If it’s a particularly tricky situation (such as someone I’ve just met or who looks nervous) I’ll also give them an ‘easy out’ by making an offer and then walking away to allow them time to consider it. This works well for hitting on guys in bars – I pass them my phone number then leave, so they don’t feel pressured to explain themselves if they’re not interested.
“Hey, you seem great and I’d love to buy you a drink. I’ll be right over there if you decide you’re interested.”
“I reckon we get along really well – here’s my number. No need to say anything now, just give me a call if you’d like to hang out.”
Inviting a ‘no’ means that if your crush says ‘yes,’ you’ll know they mean it. There’s nothing better than knowing someone is one-hundred-percent into you.
What could I have done better? How could I do it differently next time?
One of the hardest things about sex and dating is that we often assume we’re supposed to get it right first go. We’re supposed to magically know exactly what to say or do, and if we screw up we feel ashamed. I’ve definitely done things in the past that made other people feel uncomfortable, and when I realised what had happened I felt like a terrible person.
But a bad person isn’t someone who makes mistakes; a bad person is someone who refuses to learn to do better.
We’re all capable of noticing what went wrong, and trying to improve the next time around. Often, it’s just a matter of paying more attention, to ensure you don’t get caught up in your feelings and forget to consider the other person too. Or if there’s a particular bit of the process where you often get stuck (asking someone out, for example), it might be worth talking it over with friends (or a therapist) to see if they have any ideas on how you could improve.
This stuff takes practice. If you feel awkward and imperfect, you’re perfectly normal.
Here are some useful questions:
Could I have been clearer about what I wanted?
Did they seem uncomfortable? How could I help avoid that next time?
Were they giving any signals I should have picked upon earlier?
Could I have acted more confidently and honestly? How?
What DID I do right? (Don’t forget to give yourself kudos for doing your best!)
There you have it – my personal method for making a sexual advance, while still treating my crushes with respect. Like I said, this isn’t a ‘you should’ type of conversation.
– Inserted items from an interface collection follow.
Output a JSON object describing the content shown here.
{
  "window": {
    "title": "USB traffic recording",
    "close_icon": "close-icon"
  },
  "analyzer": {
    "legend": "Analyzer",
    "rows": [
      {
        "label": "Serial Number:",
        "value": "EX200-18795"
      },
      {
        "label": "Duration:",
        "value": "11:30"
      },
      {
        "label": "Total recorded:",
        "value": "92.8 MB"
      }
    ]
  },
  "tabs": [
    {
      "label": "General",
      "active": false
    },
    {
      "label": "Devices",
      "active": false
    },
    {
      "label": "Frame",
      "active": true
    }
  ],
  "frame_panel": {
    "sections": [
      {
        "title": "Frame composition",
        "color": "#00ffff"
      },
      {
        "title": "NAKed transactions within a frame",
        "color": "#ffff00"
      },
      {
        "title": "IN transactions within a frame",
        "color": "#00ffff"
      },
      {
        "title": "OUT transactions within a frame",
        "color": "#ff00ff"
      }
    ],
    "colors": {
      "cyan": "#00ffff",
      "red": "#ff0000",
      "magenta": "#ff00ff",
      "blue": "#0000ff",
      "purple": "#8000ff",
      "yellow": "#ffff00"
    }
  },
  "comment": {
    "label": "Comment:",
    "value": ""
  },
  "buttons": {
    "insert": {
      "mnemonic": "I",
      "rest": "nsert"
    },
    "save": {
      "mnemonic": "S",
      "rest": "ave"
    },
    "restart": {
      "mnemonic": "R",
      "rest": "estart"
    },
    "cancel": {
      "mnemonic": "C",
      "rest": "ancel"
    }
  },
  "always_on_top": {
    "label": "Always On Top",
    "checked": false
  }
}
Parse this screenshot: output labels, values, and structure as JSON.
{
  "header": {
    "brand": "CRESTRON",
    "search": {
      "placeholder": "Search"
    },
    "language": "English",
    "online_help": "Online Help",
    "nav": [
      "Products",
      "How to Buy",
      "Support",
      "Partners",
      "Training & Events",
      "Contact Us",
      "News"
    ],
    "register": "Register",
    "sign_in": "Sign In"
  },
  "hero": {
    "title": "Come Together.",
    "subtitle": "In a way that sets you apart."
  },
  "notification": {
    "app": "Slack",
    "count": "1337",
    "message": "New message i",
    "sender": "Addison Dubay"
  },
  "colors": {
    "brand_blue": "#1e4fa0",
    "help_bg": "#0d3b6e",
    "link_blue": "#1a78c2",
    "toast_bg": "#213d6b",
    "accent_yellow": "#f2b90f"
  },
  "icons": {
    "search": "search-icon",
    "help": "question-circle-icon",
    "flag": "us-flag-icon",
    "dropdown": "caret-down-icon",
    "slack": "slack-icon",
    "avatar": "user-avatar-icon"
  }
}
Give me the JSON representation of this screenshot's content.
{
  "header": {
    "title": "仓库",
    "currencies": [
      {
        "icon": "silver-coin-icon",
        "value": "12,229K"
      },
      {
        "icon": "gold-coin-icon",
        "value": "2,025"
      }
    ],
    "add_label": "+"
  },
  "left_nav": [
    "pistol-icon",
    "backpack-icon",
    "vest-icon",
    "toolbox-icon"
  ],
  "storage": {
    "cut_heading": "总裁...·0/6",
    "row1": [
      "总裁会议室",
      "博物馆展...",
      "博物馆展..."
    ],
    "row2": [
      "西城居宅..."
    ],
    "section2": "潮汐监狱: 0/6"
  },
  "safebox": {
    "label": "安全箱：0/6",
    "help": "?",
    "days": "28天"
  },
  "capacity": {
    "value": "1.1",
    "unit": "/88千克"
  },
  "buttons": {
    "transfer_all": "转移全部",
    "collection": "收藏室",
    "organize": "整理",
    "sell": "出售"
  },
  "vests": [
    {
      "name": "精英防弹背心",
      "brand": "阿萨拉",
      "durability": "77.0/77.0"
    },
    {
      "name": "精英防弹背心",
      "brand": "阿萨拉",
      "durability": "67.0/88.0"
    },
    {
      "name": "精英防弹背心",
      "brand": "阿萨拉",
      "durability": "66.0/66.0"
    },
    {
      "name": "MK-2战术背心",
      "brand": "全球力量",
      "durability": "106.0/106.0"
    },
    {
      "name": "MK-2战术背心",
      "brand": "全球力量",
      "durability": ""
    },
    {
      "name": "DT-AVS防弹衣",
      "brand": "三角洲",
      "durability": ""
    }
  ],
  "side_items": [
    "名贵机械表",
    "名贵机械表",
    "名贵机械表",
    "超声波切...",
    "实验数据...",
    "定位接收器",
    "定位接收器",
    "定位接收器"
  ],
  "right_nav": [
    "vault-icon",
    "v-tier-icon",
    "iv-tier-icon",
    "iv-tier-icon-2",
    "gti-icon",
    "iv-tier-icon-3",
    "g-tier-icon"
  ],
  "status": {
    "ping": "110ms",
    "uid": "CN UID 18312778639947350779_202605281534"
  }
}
I just hope that by sharing my way of doing things, I might give you a few ideas that will help you connect with the people you’re interested in.
Originally Posted on The Art of the Hookup
Based on what others are reading
Georgie Wolf, Mar 19 2019